• **Exercise**: Every line below that includes the word "mins" needs to be copied.

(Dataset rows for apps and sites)
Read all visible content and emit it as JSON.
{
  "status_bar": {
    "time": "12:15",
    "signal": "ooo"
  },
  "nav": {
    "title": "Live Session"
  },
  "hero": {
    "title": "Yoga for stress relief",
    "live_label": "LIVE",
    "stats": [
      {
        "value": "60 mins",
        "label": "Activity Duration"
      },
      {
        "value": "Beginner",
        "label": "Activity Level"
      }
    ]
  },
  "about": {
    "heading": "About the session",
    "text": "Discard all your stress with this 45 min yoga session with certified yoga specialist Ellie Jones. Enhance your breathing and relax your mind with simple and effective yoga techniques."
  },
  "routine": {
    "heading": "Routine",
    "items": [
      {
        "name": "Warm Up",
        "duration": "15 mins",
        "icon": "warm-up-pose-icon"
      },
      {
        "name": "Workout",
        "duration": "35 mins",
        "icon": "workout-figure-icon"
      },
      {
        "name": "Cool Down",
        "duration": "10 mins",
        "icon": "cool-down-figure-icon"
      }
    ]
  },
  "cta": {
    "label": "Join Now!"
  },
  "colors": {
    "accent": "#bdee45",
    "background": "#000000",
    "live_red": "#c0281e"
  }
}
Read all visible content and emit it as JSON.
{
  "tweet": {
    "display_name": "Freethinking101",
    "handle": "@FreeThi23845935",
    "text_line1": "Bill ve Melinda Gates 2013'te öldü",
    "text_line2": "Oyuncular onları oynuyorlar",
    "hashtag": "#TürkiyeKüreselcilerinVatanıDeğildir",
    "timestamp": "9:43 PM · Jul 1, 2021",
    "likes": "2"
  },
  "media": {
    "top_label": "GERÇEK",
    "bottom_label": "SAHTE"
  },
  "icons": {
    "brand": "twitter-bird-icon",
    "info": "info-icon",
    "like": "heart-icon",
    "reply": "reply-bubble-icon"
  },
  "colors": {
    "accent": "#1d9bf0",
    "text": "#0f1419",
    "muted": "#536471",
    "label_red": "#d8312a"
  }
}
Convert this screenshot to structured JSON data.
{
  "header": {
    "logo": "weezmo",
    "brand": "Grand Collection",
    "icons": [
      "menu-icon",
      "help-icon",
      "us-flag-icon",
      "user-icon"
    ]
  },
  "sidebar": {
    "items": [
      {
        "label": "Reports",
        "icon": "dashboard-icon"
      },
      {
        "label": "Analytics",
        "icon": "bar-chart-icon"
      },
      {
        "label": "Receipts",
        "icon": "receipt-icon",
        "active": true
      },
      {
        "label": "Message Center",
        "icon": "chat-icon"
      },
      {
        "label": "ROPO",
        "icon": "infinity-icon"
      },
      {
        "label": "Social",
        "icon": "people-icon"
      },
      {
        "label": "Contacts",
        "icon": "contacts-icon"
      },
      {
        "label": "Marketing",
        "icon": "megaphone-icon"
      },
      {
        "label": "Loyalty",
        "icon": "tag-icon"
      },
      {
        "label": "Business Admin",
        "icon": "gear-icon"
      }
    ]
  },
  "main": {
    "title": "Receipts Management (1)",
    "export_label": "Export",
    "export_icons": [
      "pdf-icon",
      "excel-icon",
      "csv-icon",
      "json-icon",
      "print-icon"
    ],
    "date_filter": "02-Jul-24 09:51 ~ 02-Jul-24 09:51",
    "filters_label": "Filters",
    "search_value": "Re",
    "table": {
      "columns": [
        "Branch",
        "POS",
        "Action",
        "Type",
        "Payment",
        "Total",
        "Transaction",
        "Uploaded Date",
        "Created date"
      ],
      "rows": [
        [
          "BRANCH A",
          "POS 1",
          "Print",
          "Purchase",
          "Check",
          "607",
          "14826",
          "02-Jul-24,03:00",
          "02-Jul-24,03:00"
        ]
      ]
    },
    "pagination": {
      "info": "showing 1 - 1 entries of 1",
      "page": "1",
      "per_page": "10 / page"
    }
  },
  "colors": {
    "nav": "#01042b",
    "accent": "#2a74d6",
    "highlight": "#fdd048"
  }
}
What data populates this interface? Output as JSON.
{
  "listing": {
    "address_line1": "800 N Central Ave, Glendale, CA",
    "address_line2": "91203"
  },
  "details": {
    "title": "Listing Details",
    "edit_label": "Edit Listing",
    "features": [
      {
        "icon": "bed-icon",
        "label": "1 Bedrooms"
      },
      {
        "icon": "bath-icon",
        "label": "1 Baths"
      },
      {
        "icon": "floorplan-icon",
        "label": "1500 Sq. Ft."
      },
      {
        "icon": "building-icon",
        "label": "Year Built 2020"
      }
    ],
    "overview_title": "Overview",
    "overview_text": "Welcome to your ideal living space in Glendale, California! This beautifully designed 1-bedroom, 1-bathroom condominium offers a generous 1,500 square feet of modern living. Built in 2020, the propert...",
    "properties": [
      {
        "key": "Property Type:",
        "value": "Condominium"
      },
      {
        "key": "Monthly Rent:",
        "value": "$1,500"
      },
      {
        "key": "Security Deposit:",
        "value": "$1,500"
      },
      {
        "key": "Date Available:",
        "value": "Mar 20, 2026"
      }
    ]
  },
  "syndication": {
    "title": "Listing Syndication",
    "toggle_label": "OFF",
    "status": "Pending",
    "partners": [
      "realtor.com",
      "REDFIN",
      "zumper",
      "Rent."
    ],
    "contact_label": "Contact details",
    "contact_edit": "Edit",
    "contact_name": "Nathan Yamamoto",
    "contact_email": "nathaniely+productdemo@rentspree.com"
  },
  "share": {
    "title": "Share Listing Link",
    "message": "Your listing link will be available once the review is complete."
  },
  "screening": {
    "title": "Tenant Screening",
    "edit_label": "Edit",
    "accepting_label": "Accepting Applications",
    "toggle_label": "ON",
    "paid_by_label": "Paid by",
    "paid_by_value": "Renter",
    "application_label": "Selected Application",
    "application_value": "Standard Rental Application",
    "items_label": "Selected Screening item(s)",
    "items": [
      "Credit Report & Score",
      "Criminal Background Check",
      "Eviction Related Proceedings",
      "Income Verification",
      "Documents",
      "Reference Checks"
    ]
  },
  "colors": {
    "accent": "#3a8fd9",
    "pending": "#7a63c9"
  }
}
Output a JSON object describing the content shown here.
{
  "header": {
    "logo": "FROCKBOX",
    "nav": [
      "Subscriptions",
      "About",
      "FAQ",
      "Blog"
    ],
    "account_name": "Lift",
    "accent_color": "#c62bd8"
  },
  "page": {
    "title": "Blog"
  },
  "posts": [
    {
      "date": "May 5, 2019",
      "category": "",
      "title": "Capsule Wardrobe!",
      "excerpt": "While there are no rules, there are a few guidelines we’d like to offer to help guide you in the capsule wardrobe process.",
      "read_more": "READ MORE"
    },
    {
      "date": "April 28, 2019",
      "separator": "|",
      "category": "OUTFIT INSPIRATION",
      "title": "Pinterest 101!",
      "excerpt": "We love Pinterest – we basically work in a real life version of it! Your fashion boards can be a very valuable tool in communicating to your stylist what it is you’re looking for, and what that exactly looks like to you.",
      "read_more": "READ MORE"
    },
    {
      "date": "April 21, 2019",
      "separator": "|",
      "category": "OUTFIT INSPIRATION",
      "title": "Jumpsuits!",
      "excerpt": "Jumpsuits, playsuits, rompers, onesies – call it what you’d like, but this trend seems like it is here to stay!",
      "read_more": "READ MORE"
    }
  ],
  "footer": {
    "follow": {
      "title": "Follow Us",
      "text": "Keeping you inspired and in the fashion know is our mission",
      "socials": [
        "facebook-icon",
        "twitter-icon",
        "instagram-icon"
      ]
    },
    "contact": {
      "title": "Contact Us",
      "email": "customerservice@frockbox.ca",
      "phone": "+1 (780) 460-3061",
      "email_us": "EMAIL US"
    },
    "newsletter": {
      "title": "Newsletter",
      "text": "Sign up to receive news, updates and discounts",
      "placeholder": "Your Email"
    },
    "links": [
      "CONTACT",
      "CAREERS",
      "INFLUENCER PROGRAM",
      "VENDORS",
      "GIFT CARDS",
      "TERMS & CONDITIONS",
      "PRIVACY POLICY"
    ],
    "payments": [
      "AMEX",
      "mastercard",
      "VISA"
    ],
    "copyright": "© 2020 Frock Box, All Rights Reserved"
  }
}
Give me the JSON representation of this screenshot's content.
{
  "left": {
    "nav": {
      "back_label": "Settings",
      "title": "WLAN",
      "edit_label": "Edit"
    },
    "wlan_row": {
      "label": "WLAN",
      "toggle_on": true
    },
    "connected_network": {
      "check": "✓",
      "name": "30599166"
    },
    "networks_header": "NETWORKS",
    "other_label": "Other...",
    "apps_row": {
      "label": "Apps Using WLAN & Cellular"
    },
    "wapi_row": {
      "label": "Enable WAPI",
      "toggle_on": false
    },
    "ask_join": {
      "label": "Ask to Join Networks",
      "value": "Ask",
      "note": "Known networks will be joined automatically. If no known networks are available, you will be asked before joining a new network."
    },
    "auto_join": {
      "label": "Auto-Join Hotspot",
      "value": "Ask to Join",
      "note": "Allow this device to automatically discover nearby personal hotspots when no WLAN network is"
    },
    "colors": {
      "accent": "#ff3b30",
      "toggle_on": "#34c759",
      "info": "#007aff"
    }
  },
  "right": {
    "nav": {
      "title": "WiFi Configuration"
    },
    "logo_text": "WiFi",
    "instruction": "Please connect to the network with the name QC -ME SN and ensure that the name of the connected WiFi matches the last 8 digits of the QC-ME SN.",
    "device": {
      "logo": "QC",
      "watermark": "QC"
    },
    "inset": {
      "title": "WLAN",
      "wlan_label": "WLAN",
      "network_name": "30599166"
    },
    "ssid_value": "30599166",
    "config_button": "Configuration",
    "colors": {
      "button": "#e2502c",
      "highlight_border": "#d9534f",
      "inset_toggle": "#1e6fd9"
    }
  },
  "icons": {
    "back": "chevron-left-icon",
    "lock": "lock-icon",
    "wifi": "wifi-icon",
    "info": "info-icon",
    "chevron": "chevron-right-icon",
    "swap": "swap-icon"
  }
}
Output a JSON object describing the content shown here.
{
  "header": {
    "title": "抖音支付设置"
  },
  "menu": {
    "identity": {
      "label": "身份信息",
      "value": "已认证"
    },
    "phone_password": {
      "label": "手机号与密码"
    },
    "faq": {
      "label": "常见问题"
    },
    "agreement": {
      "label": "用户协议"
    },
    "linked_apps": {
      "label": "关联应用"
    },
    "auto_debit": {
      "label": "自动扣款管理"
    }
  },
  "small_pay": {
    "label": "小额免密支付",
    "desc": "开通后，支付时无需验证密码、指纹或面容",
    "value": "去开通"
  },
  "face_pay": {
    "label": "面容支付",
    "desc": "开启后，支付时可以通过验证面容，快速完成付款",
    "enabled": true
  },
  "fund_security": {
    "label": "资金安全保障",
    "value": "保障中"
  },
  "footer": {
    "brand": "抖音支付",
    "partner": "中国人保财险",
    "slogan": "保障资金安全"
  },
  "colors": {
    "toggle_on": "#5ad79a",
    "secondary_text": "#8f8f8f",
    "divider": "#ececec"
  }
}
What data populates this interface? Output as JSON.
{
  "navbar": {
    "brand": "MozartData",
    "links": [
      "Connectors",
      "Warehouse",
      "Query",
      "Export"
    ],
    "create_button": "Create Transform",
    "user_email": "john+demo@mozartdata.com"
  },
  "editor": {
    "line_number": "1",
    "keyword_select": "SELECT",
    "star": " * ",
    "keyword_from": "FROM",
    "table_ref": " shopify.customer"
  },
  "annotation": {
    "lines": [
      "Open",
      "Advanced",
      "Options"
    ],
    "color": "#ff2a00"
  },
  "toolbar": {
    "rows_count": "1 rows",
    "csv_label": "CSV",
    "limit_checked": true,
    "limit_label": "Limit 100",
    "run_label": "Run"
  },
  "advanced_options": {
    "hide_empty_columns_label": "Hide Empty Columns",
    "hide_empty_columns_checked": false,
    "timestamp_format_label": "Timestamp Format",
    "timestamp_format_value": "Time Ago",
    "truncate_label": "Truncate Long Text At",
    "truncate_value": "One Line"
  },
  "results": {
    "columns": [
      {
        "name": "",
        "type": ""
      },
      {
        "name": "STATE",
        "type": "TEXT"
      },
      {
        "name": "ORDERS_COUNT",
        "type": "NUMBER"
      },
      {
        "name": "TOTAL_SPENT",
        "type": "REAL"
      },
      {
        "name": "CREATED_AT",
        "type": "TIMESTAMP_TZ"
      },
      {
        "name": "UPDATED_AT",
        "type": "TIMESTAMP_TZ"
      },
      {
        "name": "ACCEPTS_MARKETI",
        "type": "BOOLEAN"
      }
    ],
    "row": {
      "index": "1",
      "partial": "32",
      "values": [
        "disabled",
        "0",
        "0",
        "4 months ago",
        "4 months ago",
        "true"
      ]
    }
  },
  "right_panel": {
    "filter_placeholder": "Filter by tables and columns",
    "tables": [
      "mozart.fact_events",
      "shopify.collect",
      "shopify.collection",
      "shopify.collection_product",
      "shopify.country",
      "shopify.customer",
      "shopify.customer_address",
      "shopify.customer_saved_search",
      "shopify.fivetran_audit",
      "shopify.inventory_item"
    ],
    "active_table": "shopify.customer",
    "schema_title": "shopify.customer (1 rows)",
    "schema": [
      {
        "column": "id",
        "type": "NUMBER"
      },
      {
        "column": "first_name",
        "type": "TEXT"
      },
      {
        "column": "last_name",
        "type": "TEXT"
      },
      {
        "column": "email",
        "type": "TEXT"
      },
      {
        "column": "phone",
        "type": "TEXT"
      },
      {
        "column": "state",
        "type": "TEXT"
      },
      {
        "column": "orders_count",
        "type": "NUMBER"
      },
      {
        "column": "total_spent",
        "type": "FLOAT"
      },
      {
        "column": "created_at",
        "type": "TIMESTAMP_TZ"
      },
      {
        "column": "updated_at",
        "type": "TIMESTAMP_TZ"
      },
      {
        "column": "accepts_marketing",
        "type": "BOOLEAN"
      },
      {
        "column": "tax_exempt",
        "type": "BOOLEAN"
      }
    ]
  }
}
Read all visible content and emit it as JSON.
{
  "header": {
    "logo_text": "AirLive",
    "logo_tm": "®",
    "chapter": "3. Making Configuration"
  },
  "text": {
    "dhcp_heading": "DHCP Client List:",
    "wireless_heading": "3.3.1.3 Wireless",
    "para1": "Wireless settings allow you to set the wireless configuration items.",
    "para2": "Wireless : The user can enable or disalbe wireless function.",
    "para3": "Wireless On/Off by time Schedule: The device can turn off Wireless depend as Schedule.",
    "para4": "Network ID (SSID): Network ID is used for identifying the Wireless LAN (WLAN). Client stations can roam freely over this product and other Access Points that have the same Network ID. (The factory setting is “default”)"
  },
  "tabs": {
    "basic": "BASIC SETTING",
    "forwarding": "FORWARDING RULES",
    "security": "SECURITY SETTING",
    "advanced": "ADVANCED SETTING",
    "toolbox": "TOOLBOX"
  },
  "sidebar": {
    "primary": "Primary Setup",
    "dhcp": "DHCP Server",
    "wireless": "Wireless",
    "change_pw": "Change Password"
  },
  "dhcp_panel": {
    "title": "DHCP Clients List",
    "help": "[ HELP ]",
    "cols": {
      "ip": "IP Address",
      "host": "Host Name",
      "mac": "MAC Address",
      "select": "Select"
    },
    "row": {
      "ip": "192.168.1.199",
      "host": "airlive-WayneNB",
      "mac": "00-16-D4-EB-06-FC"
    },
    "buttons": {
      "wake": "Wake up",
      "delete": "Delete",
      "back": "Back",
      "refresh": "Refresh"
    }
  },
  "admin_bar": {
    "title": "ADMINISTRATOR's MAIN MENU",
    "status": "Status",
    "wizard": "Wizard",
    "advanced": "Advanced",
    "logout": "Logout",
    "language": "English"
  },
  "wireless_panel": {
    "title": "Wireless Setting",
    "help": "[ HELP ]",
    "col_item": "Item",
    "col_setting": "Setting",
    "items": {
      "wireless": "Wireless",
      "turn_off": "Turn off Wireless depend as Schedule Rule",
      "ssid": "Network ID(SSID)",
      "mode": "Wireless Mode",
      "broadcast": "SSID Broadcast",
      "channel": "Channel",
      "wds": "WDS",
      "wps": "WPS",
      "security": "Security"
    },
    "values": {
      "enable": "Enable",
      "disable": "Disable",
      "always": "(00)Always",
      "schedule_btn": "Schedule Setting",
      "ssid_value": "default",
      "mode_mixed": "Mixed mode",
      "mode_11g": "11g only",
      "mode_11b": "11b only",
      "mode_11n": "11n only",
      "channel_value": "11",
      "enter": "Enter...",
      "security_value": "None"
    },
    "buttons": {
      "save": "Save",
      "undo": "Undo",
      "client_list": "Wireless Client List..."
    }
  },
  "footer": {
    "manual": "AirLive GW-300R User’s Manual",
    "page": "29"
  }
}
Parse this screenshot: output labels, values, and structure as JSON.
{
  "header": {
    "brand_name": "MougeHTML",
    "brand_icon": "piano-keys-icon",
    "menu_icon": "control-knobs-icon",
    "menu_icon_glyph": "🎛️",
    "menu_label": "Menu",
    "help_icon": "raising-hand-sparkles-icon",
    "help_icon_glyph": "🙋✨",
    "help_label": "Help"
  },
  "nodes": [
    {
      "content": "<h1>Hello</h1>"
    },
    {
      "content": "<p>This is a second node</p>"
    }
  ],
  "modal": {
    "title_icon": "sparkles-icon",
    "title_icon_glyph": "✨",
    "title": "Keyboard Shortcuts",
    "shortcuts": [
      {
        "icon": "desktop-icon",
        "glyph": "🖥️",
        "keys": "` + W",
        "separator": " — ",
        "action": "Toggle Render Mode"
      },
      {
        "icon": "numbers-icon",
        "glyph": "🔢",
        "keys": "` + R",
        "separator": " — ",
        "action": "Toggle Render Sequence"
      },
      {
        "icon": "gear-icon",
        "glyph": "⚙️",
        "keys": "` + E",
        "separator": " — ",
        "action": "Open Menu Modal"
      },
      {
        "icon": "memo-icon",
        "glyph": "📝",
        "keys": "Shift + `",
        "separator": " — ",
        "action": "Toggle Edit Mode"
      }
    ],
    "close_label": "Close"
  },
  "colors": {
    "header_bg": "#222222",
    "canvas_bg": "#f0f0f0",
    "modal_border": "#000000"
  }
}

• **Result of this exercise**:
        "value": "60 mins",
        "duration": "15 mins",
        "duration": "35 mins",
        "duration": "10 mins",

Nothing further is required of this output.